“Alxsnake” opens with the tinkle of chimes and ominous minor chords. This builds into a blissful soundscape that ends in what seems to be wood either snapping or on fire. This ends and blends into beautiful violin and deep percussion. Eventually, sparse guitar joins the chorus of sounds. “Piano1” begins with a piano playing sparse cords. It has a melancholy feel that is light and airy. This piece is very short, but leads the listener into a violin driven opening of “Harmo.” There is also a mixture of what sounds like cellos. Again, this sounds like its right out of The Village and is beautiful. Eventually there are some sounds thrown in there using strings and what may a keyboard and some cymbals. There is a hum of chords that are fuzzy over the top of the beautifully composed strings. This leads to a track that has a very different feel on the disc: “Astgit.” It leads the listener into a peaceful track with warm guitar. There are some backward loops in the song, among other silent sounds. The song trails out with the soft backward sounds and some humming type guitar, leading the listener into “Piano2.”
“Piano2” has a magnificently composed piano piece over various sounds, some strumming of the guitar strings up near the tuning pegs perhaps, and some other various strings being plucked and played. The song filters out into the various sounds of knocking and string plucking and then is silent. This leads the listener into the brighter toned, striped down beginning of “M.H.” This has beautiful acoustic guitar work that has a kind of classical feel to it. This is a song that has the first full ray of hope in it on the whole album. “M.H.” actually feels like it has more structure and is the fullest track up to this point on the disc. The guitar work is intricate and there are multiple guitars playing off of each other. It’s quite gorgeous. Piano also punctuates the song with forceful under girding and fills it out nicely. A shaker is a primary means of keeping the beat in place while a bass drum and sparse percussion play a supporting cast to the effective guitar picking and strumming. This song gets more and more complex as you go and the build is amazingly intricate. Then, a quiet moment with piano, soft guitar and then the fade out. This leads into the last of the “piano” songs.
“Piano3” has accordion, piano and has a repeated line that feels like the finish to a song over and over again. This line eventually changes and has an ominous feel about it. I don’t want to give the impression that this album is so depressing that it’s not worth listening to. On the contrary, it is melancholy in a very beautiful and touching way. The album finishes with the longest track called “Cumar.” “Cumar” begins with a slow pulse that fades in and out. This fade is very slow, then starts into a percussive type sound with what sounds like violin being played very slowly. Keys come into the mix and some sounds on the strings that are a bit caustic. This blend of hums and stings make for a beautiful soundscape that is wide and far-reaching. The depth of this band’s work is tremendous. The cello adds real contrast to the higher pitched violin strings. Eventually, all of the instruments and noises fill the soundscape in glorious volume, enveloping the listener.

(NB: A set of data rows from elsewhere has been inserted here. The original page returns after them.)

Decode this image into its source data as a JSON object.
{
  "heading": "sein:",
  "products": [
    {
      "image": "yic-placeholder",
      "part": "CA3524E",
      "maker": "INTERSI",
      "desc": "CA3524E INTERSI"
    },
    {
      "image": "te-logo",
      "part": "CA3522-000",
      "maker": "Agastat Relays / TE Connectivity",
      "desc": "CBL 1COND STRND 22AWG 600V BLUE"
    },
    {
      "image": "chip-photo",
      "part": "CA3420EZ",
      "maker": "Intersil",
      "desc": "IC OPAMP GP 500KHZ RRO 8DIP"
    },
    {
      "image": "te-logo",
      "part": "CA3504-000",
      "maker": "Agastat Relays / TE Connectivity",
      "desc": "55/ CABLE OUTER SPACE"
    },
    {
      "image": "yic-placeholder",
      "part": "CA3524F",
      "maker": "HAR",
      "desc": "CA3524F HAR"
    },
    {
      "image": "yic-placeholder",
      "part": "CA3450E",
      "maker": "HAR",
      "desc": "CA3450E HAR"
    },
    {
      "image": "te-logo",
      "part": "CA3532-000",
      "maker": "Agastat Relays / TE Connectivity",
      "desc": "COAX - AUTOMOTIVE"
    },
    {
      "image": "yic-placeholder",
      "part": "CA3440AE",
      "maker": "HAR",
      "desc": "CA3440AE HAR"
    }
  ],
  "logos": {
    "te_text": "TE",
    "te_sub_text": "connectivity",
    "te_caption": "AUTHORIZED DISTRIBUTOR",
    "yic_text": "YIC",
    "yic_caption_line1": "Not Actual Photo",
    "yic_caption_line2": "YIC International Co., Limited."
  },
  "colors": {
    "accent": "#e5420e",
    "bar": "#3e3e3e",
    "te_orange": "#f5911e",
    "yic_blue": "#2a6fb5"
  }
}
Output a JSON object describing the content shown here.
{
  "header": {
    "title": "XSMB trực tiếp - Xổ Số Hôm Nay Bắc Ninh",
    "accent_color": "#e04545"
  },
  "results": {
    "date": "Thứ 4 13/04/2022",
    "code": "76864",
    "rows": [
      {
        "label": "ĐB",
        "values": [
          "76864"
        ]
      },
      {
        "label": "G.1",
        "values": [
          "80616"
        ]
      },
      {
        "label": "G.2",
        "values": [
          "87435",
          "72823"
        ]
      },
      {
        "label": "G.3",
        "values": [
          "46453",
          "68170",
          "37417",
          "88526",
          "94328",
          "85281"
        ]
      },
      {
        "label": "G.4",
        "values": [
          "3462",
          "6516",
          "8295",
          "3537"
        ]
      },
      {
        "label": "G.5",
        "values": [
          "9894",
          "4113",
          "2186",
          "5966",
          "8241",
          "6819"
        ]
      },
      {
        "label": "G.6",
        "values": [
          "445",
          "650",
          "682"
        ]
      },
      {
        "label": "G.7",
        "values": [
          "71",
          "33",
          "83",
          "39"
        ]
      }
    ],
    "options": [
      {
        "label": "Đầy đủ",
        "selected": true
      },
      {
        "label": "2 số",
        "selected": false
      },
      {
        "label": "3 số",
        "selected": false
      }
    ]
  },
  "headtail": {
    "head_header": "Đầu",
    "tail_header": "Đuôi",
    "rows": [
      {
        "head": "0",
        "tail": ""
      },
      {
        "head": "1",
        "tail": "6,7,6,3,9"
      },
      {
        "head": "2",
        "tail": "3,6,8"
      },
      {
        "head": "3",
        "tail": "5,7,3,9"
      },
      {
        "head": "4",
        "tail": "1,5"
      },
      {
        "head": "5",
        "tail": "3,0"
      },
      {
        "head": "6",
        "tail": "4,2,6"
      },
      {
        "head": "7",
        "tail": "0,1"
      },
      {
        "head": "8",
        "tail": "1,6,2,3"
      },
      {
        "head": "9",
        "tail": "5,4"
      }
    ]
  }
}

This is a masterpiece of experimental/ambient music. It really is a melancholy beauty, sweeping the listener of their feet into the world that Astrid has created. Turn out the lights, lay on your bed, turn up the volume, and let Astrid take you on a tour of their universe.